New Developments In The Covered Bond Market
Covered bonds are a way to increase credit flow to the commercial real estate industry. A covered bond is a way for a bank to issue a bond backed by a pool of real estate assets that are backed not only by the assets contained therein, but also by the bank’s promise to repay.
NAR has been advocating for a commercial bond market because of the benefits it would bring to the industry in terms of credit availability. An April podcast by NAR Treasurer Bill Armstrong discusses the market and regulations on the table.
What’s new this month is that ratings agency Fitch seems to be working ahead of the coming growth in covered bonds by adjusting their rating criteria for covered bonds. Those of you recalling Fitch’s (and Moody’s and S&P’s) enormous roles in enabling the 2008 subprime mortgage meltdown might be surprised to learn that ratings agencies actually have criteria they use to make their ratings, but indeed, they do, and here’s Fitch’s new rules for covered bonds:
Fitch has made several changes to its criteria, all of them being limited in terms of rating impact.
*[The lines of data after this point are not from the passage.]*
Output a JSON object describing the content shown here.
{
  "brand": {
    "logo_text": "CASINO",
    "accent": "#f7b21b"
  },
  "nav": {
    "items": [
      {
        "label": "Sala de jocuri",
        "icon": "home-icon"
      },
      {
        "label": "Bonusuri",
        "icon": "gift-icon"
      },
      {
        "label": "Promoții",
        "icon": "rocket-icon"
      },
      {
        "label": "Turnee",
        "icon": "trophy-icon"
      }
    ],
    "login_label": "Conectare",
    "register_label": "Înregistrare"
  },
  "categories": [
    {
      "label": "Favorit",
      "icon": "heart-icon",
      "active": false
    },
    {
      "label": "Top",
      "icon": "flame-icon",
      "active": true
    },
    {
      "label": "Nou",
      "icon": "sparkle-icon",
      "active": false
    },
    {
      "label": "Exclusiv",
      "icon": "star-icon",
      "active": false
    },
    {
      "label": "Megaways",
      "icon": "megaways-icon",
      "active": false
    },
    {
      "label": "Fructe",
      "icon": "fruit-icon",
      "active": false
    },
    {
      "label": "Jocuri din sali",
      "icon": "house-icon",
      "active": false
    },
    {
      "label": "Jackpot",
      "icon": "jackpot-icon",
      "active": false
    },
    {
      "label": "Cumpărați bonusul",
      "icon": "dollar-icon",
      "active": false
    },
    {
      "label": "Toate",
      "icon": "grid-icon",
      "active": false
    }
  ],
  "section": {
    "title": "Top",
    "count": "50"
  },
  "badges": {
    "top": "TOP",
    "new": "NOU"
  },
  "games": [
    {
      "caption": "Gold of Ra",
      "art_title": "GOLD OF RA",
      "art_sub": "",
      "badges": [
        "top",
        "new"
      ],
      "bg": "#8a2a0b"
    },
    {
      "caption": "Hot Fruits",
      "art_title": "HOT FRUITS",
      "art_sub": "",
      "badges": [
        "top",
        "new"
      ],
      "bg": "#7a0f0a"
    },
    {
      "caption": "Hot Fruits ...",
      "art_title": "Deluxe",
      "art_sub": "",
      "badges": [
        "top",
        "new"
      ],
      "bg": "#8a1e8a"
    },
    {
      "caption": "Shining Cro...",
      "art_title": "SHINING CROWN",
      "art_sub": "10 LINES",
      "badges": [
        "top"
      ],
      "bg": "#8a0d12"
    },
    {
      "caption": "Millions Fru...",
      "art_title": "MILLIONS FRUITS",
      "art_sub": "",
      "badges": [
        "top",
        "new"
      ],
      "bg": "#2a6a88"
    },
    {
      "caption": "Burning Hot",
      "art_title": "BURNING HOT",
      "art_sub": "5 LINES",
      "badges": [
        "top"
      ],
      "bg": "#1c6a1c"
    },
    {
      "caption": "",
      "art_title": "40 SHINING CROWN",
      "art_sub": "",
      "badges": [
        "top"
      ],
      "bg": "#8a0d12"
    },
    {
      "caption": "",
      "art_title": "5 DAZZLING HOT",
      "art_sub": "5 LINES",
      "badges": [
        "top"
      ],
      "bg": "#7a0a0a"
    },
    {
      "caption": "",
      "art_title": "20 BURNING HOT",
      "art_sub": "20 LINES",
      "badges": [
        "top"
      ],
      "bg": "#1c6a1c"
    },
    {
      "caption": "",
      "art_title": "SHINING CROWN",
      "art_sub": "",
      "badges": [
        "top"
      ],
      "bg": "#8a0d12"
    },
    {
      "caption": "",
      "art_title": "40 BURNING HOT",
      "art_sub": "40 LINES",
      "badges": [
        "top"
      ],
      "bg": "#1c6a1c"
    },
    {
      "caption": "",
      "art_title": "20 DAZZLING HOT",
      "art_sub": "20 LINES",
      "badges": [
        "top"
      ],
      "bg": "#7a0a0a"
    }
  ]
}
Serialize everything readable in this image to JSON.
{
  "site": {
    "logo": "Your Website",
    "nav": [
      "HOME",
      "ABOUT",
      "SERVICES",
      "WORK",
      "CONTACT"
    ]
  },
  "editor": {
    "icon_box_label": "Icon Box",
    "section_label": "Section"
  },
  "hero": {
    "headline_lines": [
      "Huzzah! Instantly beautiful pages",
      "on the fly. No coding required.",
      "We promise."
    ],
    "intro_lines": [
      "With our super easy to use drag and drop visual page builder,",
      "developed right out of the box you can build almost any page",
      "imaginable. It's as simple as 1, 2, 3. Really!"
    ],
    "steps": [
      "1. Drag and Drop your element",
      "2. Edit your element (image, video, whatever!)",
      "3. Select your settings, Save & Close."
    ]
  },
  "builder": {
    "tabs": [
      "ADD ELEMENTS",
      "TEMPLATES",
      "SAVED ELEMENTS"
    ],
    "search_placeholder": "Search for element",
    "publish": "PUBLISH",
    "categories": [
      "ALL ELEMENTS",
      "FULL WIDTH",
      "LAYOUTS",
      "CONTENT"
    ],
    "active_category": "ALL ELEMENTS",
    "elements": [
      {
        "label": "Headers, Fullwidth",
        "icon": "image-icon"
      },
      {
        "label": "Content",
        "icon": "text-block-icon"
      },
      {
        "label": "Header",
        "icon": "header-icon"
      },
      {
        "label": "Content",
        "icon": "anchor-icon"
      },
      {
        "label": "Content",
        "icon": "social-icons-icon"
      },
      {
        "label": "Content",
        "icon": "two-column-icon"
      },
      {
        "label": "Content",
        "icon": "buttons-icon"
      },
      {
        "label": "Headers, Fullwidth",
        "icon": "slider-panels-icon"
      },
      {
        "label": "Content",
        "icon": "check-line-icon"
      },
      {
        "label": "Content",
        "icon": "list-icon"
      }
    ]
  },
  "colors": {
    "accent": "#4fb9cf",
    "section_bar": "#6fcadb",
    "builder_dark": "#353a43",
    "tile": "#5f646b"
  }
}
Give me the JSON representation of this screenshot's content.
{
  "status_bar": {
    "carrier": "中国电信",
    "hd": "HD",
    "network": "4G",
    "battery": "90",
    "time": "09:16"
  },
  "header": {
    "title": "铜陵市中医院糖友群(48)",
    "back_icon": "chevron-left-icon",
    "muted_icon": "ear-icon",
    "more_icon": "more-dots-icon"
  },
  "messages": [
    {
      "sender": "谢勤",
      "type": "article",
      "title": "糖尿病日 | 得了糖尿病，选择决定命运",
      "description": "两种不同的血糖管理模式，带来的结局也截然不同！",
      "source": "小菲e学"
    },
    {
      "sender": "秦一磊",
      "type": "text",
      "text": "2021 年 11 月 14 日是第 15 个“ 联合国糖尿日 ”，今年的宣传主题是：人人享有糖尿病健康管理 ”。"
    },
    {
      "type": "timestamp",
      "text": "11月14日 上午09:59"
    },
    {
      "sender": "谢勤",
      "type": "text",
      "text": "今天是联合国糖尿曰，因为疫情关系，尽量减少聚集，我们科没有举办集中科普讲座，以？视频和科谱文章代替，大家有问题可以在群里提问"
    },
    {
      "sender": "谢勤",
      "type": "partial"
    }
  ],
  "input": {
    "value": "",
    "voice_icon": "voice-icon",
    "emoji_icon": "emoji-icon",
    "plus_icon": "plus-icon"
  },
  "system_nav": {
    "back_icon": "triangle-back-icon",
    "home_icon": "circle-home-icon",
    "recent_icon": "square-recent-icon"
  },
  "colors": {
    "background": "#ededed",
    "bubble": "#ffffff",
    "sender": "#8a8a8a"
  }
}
The three main changes are the introduction of a benefit for tenant granularity, the consideration of additional securities related to the cover assets, and an adjustment of the default modelling for loans secured by multifamily properties (MFH).
With the updated methodology, Fitch recognizes the benefit of tenant granularity in its recovery analysis for loans that are assumed to default immediately based on their current property income. Whereas previously the assumed property income was adjusted downwards under the assumption that all tenants would default in a stress scenario, now Fitch uses a rating dependent default rate to adjust the property income until lease expiry. Additional securities will now be considered in the recovery analysis if they are solely available for the benefit of the bondholders, held in cash or highly rated sovereign bonds, and assumed to have a material impact on the portfolio’s expected loss.
Additional information is available on www.fitchratings.com.